The answer should hold nothing but the lines from the one with "Convert this screenshot" through the end of the listing below, each exactly as written.

### [Material for this exercise]
-*-

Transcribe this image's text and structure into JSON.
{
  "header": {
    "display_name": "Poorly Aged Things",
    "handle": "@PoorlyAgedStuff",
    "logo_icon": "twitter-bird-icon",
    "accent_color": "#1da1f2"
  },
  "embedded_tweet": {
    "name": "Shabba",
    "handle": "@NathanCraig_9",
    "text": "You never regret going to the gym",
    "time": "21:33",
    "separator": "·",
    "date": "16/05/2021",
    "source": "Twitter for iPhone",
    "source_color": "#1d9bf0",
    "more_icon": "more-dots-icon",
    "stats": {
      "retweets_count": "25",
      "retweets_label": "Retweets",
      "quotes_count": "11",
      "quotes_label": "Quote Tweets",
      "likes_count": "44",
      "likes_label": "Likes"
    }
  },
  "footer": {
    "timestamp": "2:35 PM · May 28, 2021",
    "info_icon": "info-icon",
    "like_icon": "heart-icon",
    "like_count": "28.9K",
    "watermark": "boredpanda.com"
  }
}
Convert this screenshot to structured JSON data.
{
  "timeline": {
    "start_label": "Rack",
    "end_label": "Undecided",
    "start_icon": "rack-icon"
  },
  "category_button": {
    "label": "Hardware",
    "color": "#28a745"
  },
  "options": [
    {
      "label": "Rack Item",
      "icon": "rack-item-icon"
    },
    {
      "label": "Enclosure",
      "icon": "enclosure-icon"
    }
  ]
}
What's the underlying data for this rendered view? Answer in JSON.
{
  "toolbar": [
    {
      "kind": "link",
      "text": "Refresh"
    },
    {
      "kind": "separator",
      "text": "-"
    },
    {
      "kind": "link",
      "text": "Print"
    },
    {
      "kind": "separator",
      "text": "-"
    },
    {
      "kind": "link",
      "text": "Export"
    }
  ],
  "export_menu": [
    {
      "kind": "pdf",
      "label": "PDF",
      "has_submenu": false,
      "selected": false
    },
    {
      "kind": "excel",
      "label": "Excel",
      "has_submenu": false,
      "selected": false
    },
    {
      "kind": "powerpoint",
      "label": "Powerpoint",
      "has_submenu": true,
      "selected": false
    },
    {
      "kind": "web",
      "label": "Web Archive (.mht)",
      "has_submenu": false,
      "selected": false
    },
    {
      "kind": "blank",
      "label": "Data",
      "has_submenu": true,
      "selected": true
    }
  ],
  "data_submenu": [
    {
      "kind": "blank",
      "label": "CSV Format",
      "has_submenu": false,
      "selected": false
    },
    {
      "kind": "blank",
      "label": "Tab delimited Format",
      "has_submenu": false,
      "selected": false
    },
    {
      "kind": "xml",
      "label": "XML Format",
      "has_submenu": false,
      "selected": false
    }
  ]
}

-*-

### [Result]
Convert this screenshot to structured JSON data.
{
  "timeline": {
    "start_label": "Rack",
    "end_label": "Undecided",
    "start_icon": "rack-icon"
  },
  "category_button": {
    "label": "Hardware",
    "color": "#28a745"
  },
  "options": [
    {
      "label": "Rack Item",
      "icon": "rack-item-icon"
    },
    {
      "label": "Enclosure",
      "icon": "enclosure-icon"
    }
  ]
}
What's the underlying data for this rendered view? Answer in JSON.
{
  "toolbar": [
    {
      "kind": "link",
      "text": "Refresh"
    },
    {
      "kind": "separator",
      "text": "-"
    },
    {
      "kind": "link",
      "text": "Print"
    },
    {
      "kind": "separator",
      "text": "-"
    },
    {
      "kind": "link",
      "text": "Export"
    }
  ],
  "export_menu": [
    {
      "kind": "pdf",
      "label": "PDF",
      "has_submenu": false,
      "selected": false
    },
    {
      "kind": "excel",
      "label": "Excel",
      "has_submenu": false,
      "selected": false
    },
    {
      "kind": "powerpoint",
      "label": "Powerpoint",
      "has_submenu": true,
      "selected": false
    },
    {
      "kind": "web",
      "label": "Web Archive (.mht)",
      "has_submenu": false,
      "selected": false
    },
    {
      "kind": "blank",
      "label": "Data",
      "has_submenu": true,
      "selected": true
    }
  ],
  "data_submenu": [
    {
      "kind": "blank",
      "label": "CSV Format",
      "has_submenu": false,
      "selected": false
    },
    {
      "kind": "blank",
      "label": "Tab delimited Format",
      "has_submenu": false,
      "selected": false
    },
    {
      "kind": "xml",
      "label": "XML Format",
      "has_submenu": false,
      "selected": false
    }
  ]
}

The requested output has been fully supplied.